Rep. G.A. Hardaway, D-93, has introduced twin house bills, HB1320 and HB1321, to invoke harsher punishment for criminal enterprise and the threat of physical harm against community residents.
“Community terrorism is what it is,” said Hardaway. “All this gun violence taking over our streets has to stop. These young guys are harming people who don’t have anything to do with anything. Shooting into crowds and cars, not to mention peoples’ homes, has disturbed the peace of our communities and something has to be done, something that’s going to make a difference.”
Hardaway, along with co-sponsors Rep. Bruce Griffey, (R-75) and Rep. Carson W. Beck, (D-51), both of Nashville, will most likely see a floor vote taken on the two measures in two weeks, according to Hardaway.
“The first measure, 1320, makes it a criminal offense to force or coerce a person to join a gang,” said Hardaway. “And, the penalty would be based on the victim’s age. The second measure makes the reckless endangerment a Class C felony, that is, shooting into crowds, homes, and other areas of the community where people have a reasonable expectation of being safe.”
Memphis resident Angie Brooks has agreed to testify before the legislature in support of the proposed legislation. She is the aunt of Artemis “Shun” Rayford, the 12-year-old boy shot on Christmas morning as he sat in the living room playing with toys.
“I think these bills are important,” said Brooks. “My understanding is that these guys shooting up our neighborhoods won’t be in and out of juvenile court so quickly, just because they are under 18. They will get more time locked up. I think our streets would be safer.”
Hardaway said the bills would put teeth into penalties for violent offenders who just happen to be under 18.
“We want to give those punishing young offenders the use of blended sentencing,” said Hardaway. “This will allow offenders to be given both juvenile and adult time. Serial offenders of gun violence will not be afforded the leniency of lighter punishments just because they are juveniles. Too many are in for a time and then right back out on the streets.”
Brooks said while there still have been no breaks in the case involving her nephew, her family does not “want anyone getting off lightly just because they are under 18. … No family wants to see the killer of their loved one go unpunished or lightly punished for any reason. I want lawmakers to see the grief and headache families have to go through because of all the shooting in our streets.”

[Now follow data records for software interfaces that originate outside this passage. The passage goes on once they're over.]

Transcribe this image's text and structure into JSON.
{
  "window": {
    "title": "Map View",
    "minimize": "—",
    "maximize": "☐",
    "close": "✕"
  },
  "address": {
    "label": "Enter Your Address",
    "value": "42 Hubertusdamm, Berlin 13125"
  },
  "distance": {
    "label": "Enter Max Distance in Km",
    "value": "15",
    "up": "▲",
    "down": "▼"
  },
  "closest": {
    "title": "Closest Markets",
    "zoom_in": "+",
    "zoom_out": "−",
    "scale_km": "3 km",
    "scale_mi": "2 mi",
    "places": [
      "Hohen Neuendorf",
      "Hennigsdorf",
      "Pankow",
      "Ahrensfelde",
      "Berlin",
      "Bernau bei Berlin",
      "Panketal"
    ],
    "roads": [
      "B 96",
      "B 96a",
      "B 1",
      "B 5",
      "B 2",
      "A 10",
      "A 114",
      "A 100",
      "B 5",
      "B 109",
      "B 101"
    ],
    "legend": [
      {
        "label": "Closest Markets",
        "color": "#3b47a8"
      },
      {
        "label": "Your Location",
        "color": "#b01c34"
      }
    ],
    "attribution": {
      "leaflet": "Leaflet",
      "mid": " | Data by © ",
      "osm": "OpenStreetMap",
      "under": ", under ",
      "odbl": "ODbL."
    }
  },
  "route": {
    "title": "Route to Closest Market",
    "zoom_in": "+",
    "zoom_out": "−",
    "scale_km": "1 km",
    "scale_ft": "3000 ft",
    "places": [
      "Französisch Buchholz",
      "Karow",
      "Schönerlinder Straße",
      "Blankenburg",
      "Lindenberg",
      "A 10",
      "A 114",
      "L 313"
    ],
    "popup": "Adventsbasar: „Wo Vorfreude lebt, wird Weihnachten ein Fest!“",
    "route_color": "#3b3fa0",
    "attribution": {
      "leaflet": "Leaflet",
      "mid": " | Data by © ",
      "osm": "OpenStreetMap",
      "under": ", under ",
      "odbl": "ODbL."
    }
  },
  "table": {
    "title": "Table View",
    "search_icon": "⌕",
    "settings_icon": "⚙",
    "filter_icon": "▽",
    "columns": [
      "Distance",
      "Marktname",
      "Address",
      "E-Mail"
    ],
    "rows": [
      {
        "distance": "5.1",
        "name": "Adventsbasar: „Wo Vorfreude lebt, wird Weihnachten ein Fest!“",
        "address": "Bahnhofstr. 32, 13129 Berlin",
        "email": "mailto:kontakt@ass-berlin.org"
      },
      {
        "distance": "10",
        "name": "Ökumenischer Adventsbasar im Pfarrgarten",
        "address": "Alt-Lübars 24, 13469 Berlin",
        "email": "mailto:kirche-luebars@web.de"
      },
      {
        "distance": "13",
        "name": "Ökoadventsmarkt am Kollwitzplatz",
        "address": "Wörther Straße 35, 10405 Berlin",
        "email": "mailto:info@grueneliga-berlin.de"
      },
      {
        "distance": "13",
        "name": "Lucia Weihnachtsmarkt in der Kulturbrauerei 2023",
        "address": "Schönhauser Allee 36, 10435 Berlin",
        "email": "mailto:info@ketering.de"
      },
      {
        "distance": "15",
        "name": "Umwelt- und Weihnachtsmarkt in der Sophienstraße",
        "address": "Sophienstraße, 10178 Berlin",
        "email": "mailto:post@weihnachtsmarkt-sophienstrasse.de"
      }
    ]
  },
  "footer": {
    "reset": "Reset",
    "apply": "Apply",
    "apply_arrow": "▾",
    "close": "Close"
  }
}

Brooks said Rayford’s mother and her sister still cannot speak of his death.
“I want to honor Shun by speaking up for him,” said Brooks. “His mother cannot do it. But I want lawmakers to know what kind of child he was. I want them to see the letter he wrote to Gov. Bill Lee, asking him not to sign the law allowing people to carry guns without a permit. I want them to see the effects gun violence is having on our families.”

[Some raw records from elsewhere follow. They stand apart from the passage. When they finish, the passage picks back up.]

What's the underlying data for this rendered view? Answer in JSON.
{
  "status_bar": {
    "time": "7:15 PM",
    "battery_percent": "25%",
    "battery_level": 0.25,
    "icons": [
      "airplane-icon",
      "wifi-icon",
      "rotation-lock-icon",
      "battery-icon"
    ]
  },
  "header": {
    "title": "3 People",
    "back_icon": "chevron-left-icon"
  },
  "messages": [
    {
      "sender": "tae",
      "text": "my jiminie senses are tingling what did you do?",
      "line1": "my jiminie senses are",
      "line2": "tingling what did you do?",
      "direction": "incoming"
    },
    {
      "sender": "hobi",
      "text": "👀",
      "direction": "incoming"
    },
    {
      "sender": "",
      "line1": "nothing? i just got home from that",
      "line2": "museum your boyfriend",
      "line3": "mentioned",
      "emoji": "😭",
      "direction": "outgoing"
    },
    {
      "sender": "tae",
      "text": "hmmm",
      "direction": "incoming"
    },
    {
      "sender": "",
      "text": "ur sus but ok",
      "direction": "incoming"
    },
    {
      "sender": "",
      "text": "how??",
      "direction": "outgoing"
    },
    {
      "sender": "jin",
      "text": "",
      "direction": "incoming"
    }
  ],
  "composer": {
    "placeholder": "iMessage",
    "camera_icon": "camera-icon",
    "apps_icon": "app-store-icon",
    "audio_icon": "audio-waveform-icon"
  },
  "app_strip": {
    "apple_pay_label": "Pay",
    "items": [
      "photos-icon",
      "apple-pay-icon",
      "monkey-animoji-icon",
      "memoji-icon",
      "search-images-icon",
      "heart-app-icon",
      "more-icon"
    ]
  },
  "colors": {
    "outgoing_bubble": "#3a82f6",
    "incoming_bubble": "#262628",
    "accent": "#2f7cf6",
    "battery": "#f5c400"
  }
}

Hardaway said a couple of lawmakers questioned the use of “terrorism” in the measure.
“If you look at the definition of terrorism, domestic terrorism or international terrorism, you’ll see that this is exactly what is going on in our communities,” said Hardaway.

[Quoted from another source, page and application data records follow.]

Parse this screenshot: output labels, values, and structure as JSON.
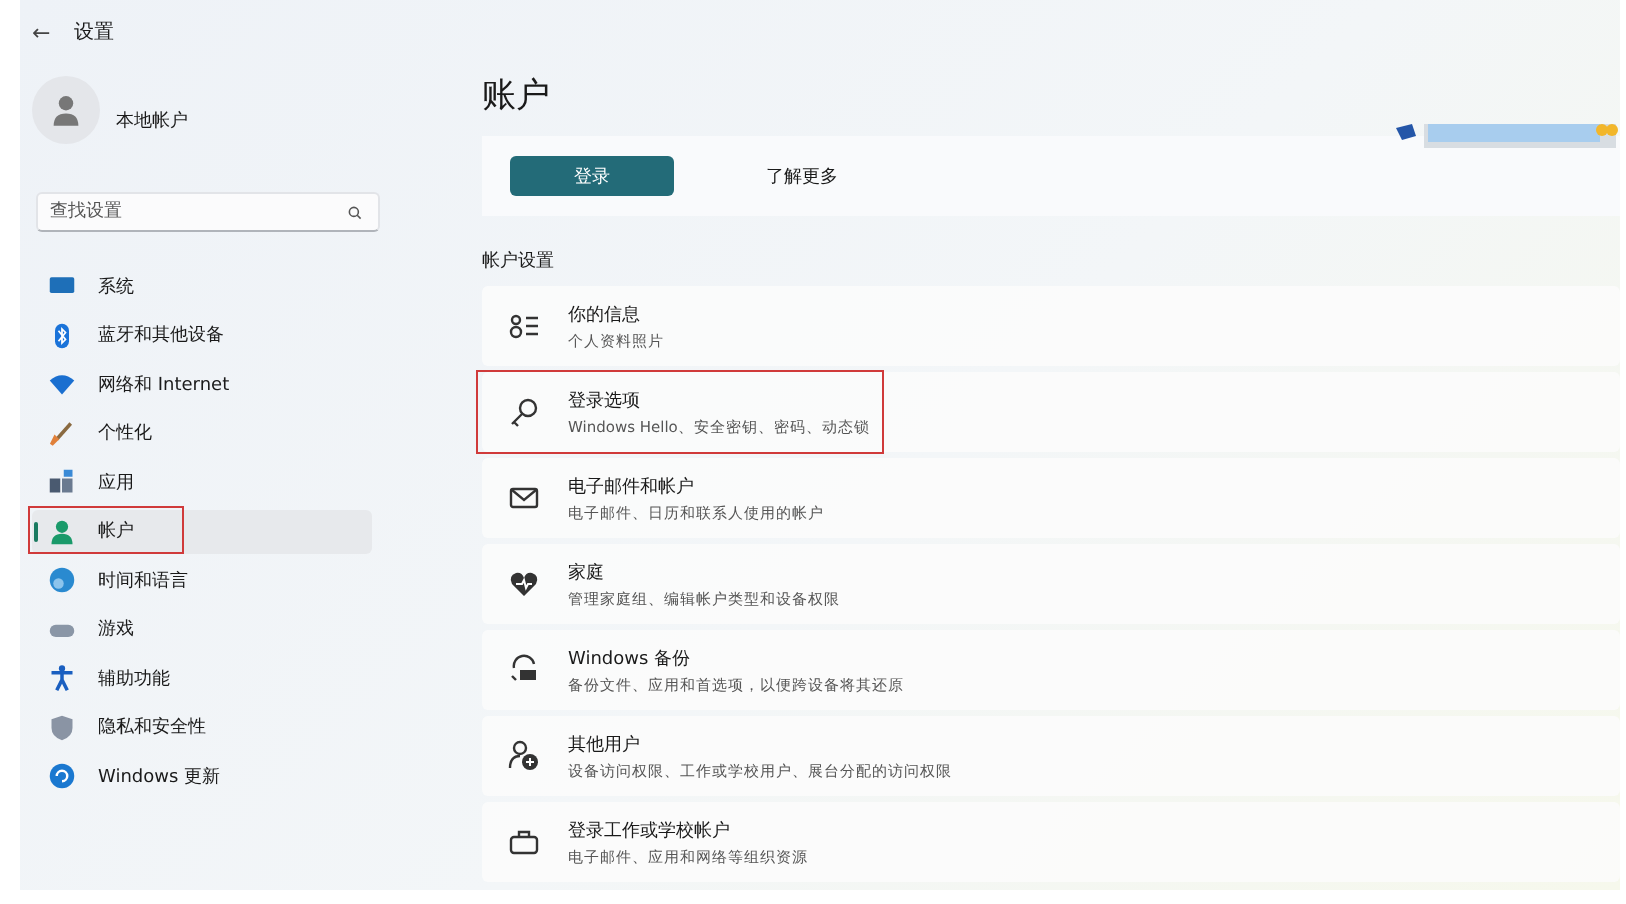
{
  "window": {
    "title": "设置",
    "back": "←"
  },
  "account": {
    "type": "本地帐户"
  },
  "search": {
    "placeholder": "查找设置"
  },
  "sidebar": {
    "items": [
      {
        "label": "系统",
        "selected": false,
        "highlighted": false
      },
      {
        "label": "蓝牙和其他设备",
        "selected": false,
        "highlighted": false
      },
      {
        "label": "网络和 Internet",
        "selected": false,
        "highlighted": false
      },
      {
        "label": "个性化",
        "selected": false,
        "highlighted": false
      },
      {
        "label": "应用",
        "selected": false,
        "highlighted": false
      },
      {
        "label": "帐户",
        "selected": true,
        "highlighted": true
      },
      {
        "label": "时间和语言",
        "selected": false,
        "highlighted": false
      },
      {
        "label": "游戏",
        "selected": false,
        "highlighted": false
      },
      {
        "label": "辅助功能",
        "selected": false,
        "highlighted": false
      },
      {
        "label": "隐私和安全性",
        "selected": false,
        "highlighted": false
      },
      {
        "label": "Windows 更新",
        "selected": false,
        "highlighted": false
      }
    ]
  },
  "page": {
    "title": "账户",
    "banner": {
      "primary_button": "登录",
      "link": "了解更多"
    },
    "section_title": "帐户设置",
    "rows": [
      {
        "title": "你的信息",
        "subtitle": "个人资料照片",
        "highlighted": false
      },
      {
        "title": "登录选项",
        "subtitle": "Windows Hello、安全密钥、密码、动态锁",
        "highlighted": true
      },
      {
        "title": "电子邮件和帐户",
        "subtitle": "电子邮件、日历和联系人使用的帐户",
        "highlighted": false
      },
      {
        "title": "家庭",
        "subtitle": "管理家庭组、编辑帐户类型和设备权限",
        "highlighted": false
      },
      {
        "title": "Windows 备份",
        "subtitle": "备份文件、应用和首选项，以便跨设备将其还原",
        "highlighted": false
      },
      {
        "title": "其他用户",
        "subtitle": "设备访问权限、工作或学校用户、展台分配的访问权限",
        "highlighted": false
      },
      {
        "title": "登录工作或学校帐户",
        "subtitle": "电子邮件、应用和网络等组织资源",
        "highlighted": false
      }
    ]
  }
}
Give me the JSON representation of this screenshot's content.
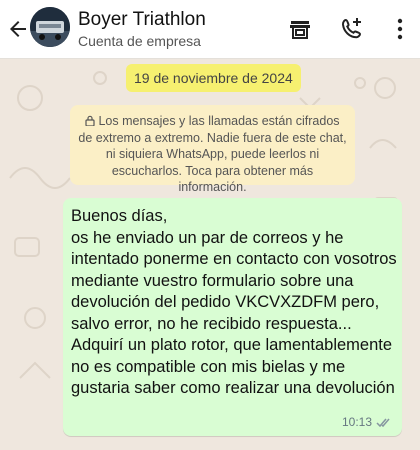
{
  "header": {
    "title": "Boyer Triathlon",
    "subtitle": "Cuenta de empresa",
    "icons": [
      "back-arrow-icon",
      "storefront-icon",
      "add-call-icon",
      "more-vert-icon"
    ]
  },
  "chat": {
    "date": "19 de noviembre de 2024",
    "encryption_notice": "Los mensajes y las llamadas están cifrados de extremo a extremo. Nadie fuera de este chat, ni siquiera WhatsApp, puede leerlos ni escucharlos. Toca para obtener más información.",
    "message": {
      "text": "Buenos días,\nos he enviado un par de correos y he intentado ponerme en contacto con vosotros mediante vuestro formulario sobre una devolución del pedido VKCVXZDFM pero, salvo error, no he recibido respuesta...\nAdquirí un plato rotor, que lamentablemente no es compatible con mis bielas y me gustaria saber como realizar una devolución",
      "time": "10:13",
      "status": "read-ticks-icon"
    }
  },
  "colors": {
    "outgoing_bubble": "#d9fdd3",
    "chat_background": "#efe7de",
    "date_highlight": "#f6f070",
    "notice_background": "#fbefc6"
  }
}
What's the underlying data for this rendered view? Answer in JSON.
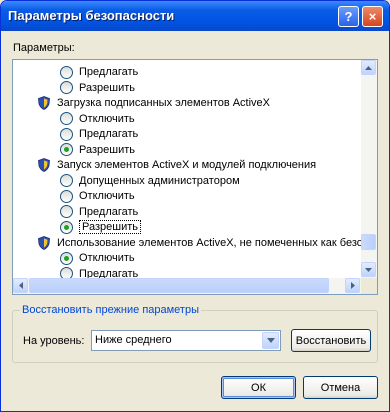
{
  "window": {
    "title": "Параметры безопасности",
    "help_glyph": "?",
    "close_glyph": "×"
  },
  "settings": {
    "label": "Параметры:",
    "rows": [
      {
        "kind": "radio",
        "text": "Предлагать",
        "selected": false
      },
      {
        "kind": "radio",
        "text": "Разрешить",
        "selected": false
      },
      {
        "kind": "category",
        "text": "Загрузка подписанных элементов ActiveX"
      },
      {
        "kind": "radio",
        "text": "Отключить",
        "selected": false
      },
      {
        "kind": "radio",
        "text": "Предлагать",
        "selected": false
      },
      {
        "kind": "radio",
        "text": "Разрешить",
        "selected": true
      },
      {
        "kind": "category",
        "text": "Запуск элементов ActiveX и модулей подключения"
      },
      {
        "kind": "radio",
        "text": "Допущенных администратором",
        "selected": false
      },
      {
        "kind": "radio",
        "text": "Отключить",
        "selected": false
      },
      {
        "kind": "radio",
        "text": "Предлагать",
        "selected": false
      },
      {
        "kind": "radio",
        "text": "Разрешить",
        "selected": true,
        "focused": true
      },
      {
        "kind": "category",
        "text": "Использование элементов ActiveX, не помеченных как безо"
      },
      {
        "kind": "radio",
        "text": "Отключить",
        "selected": true
      },
      {
        "kind": "radio",
        "text": "Предлагать",
        "selected": false
      }
    ]
  },
  "reset": {
    "group_title": "Восстановить прежние параметры",
    "level_label": "На уровень:",
    "level_value": "Ниже среднего",
    "restore_button": "Восстановить"
  },
  "buttons": {
    "ok": "ОК",
    "cancel": "Отмена"
  },
  "colors": {
    "accent": "#0054e3",
    "radio_selected": "#21a121",
    "group_title": "#0046d5"
  }
}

“Violence and intimidation are being used to terrorize our citizens. We have seniors who can’t even walk up to the corner store because so much shooting goes on in some of our neighborhoods. This is community terrorism, and it has to be checked.”
Remembering her nephew as “a sweet child,” Brooks said, “I want to do this (testify before the legislature) for him. He would have been 13 on May 31. Shun had asked for a pool party on his birthday. We’re still going to have that party for him.”